Articles on the environment and employment.
The EU Commission’s Vice-President, responsible for jobs, growth, investments and competitiveness, is attacking populism, praises the circular economy and defends the EU Pillar of Social Rights in an interview with the Nordic Labour Journal.
Leading Danish politicians and businesses believe the circular economy is about to become a mega trend in Europe. Now they get backing from a new study which lists the enormous economic benefits which following a better use of resources. A new EU plan is in the works.
The Nordic region needs to speak with one voice and develop joint technology if the northernmost parts of Finland, Norway and Sweden want to achieve sustainable development in the Arctic, according to the report ‘Growth from the North’.
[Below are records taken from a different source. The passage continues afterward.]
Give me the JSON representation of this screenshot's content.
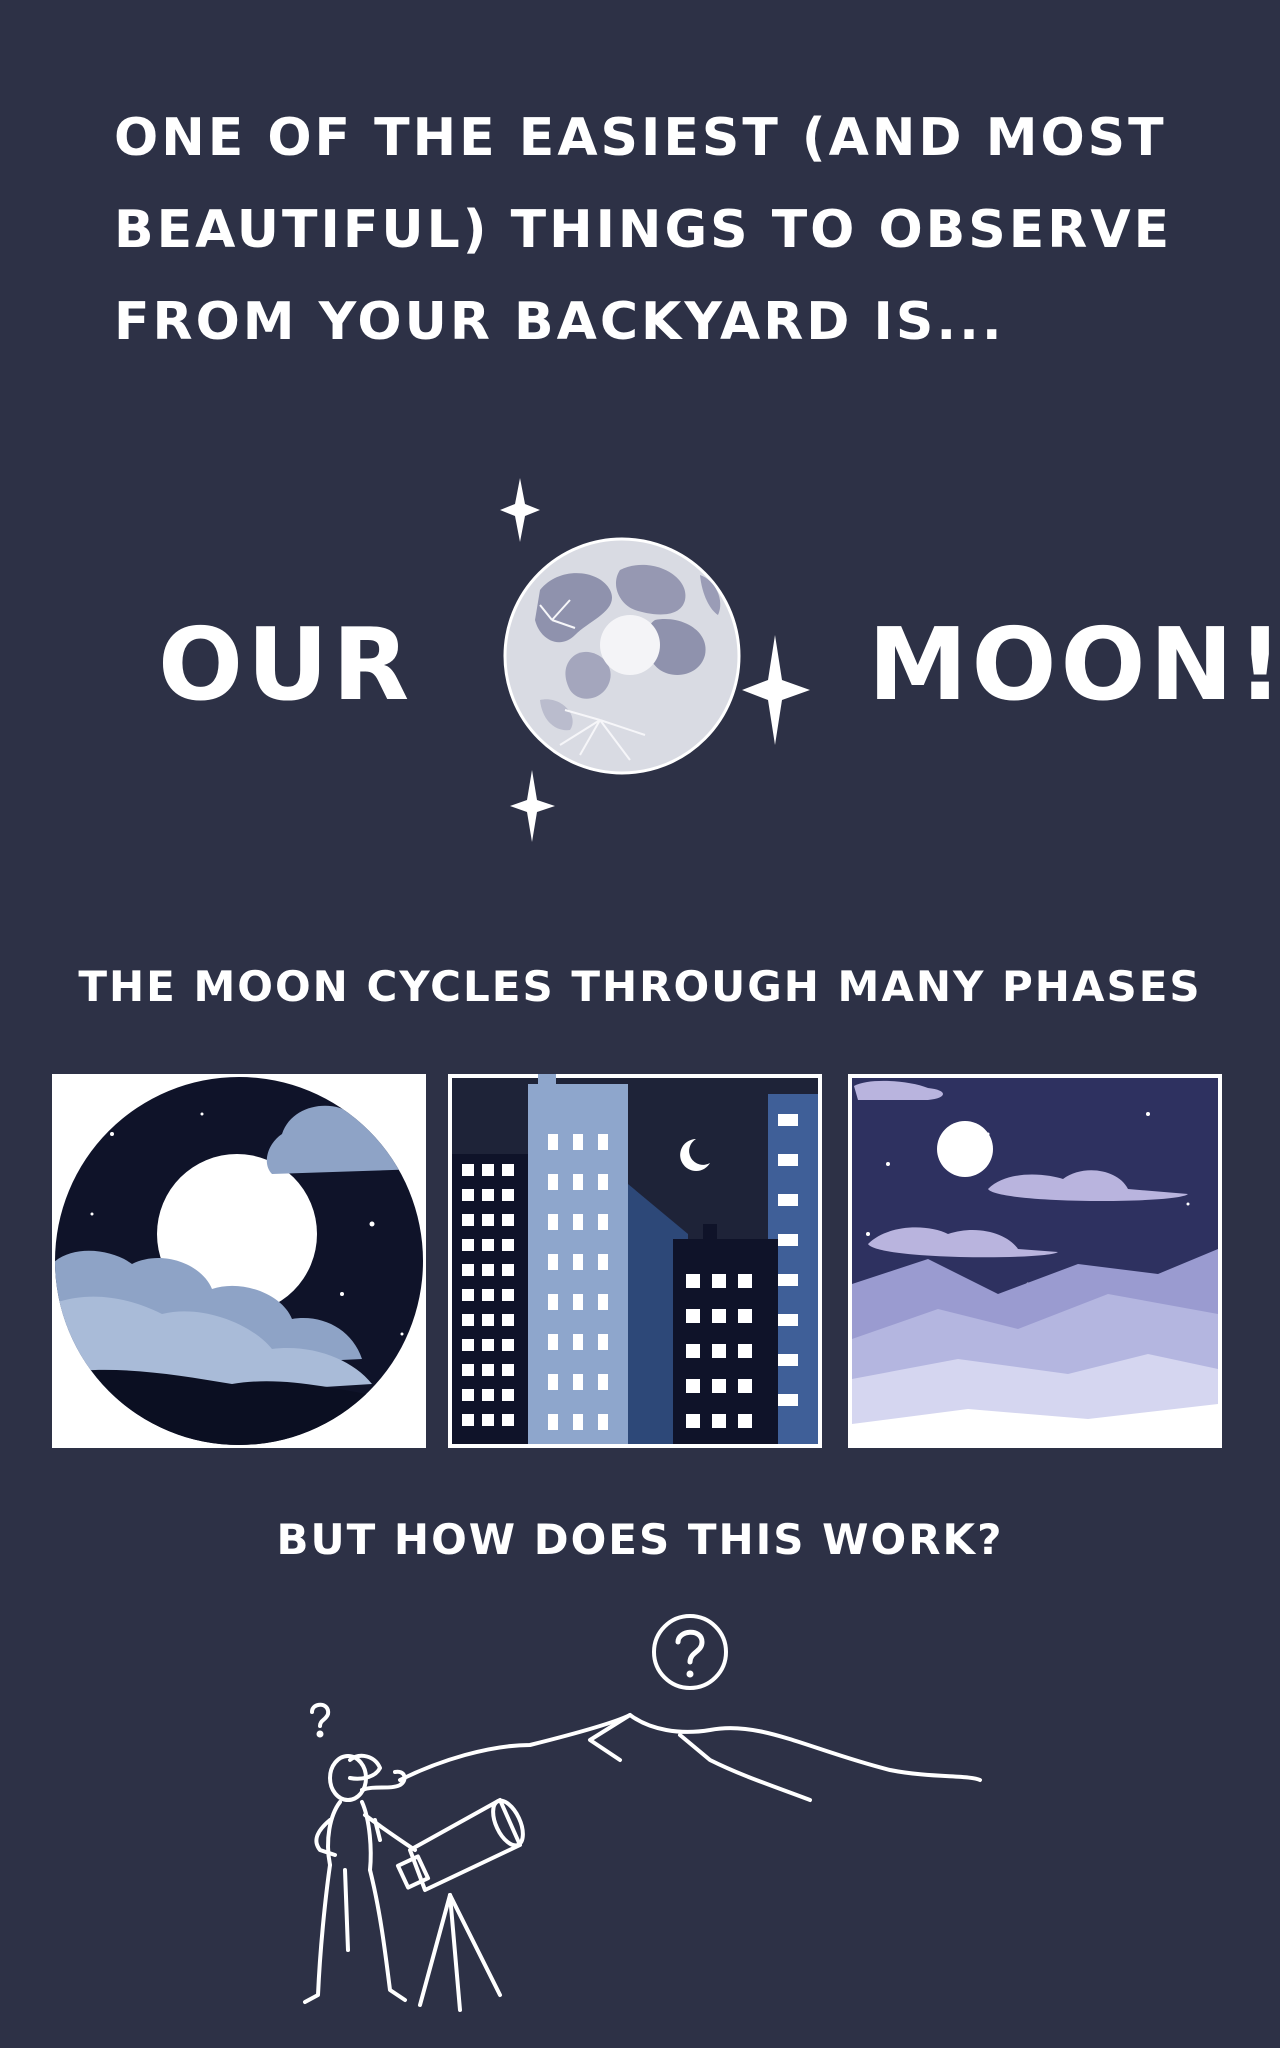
{
  "intro": {
    "lines": [
      "ONE OF THE EASIEST (AND MOST",
      "BEAUTIFUL) THINGS TO OBSERVE",
      "FROM YOUR BACKYARD IS..."
    ]
  },
  "headline": {
    "word_left": "OUR",
    "word_right": "MOON!"
  },
  "phases_caption": "THE MOON CYCLES THROUGH MANY PHASES",
  "panels": [
    {
      "scene": "full moon behind clouds"
    },
    {
      "scene": "crescent moon over city buildings"
    },
    {
      "scene": "full moon over purple mountains"
    }
  ],
  "question": "BUT HOW DOES THIS WORK?",
  "colors": {
    "background": "#2d3146",
    "text": "#ffffff",
    "night_sky": "#0f1329",
    "cloud_blue": "#a2b3d1",
    "building_light": "#8ea6cc",
    "mountain_purple": "#9a9bd0"
  }
}
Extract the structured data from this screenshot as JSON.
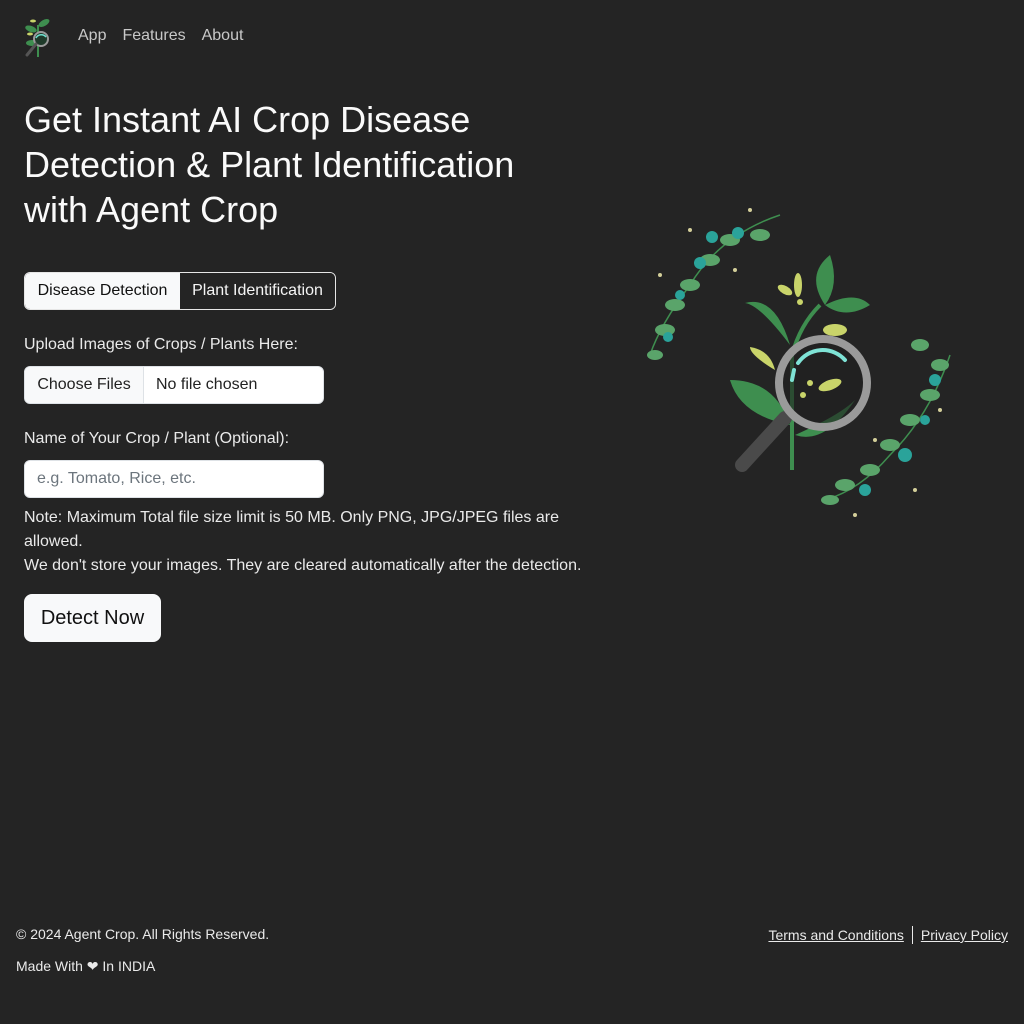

So far she has been the least visible minister in the Swedish government. That’s about to change as she is setting up a think tank in the government offices.
The Nordic countries and their companies will try to present themselves as environmentally friendly as possible during the Copenhagen Climate Summit. But what does it mean to be green? As huge investments are made in renewable energy, it’s important that other values are not sacrificed.
Copenhagen is aiming to turn into a green capital for business ahead of the UN climate change conference it will host in December.
Finland has long made a living from its "green gold" - the forests - even though its pulp mills and paper production plants hardly can be called environmentally friendly.
The global production of bottles, cans and other drink containers tops 800 billion. Half of them end up on landfills. Recycling all this would save large amounts of energy, and cut CO2 emissions.
A smiling Barack Obama adorns Per Otto Wold's office coffee mug. Mr Wold is CEO at Point Carbon, a Norwegian provider of news, analysis and consulting services for the global power, gas and carbon markets. President Obama doesn't sit on his desktop by chance. The American President is on everybody's mind here.
A group of Fredrikshamn machine assemblers and electricians are about to finish their education. They'll leave the vocational training institute in South Kymmenedalen just before Christmas, and start work with Winwind in a new factory near the docks, making wind turbines. They are specially trained to be ready when one of Finland's future industries is really getting off the ground.
While other industrialised countries are talking up environmental promises ahead of the UN climate change summit in Copenhagen, Denmark is already acting green and leading by example, writes freelance journalist Gwladys Fouché.
When Danes talked about 'sustainable' production in the past, they were most likely thinking of organic farming products. During the 1980s and l990s the expression was given a wider meaning. Today it is associated with production, economy and working life.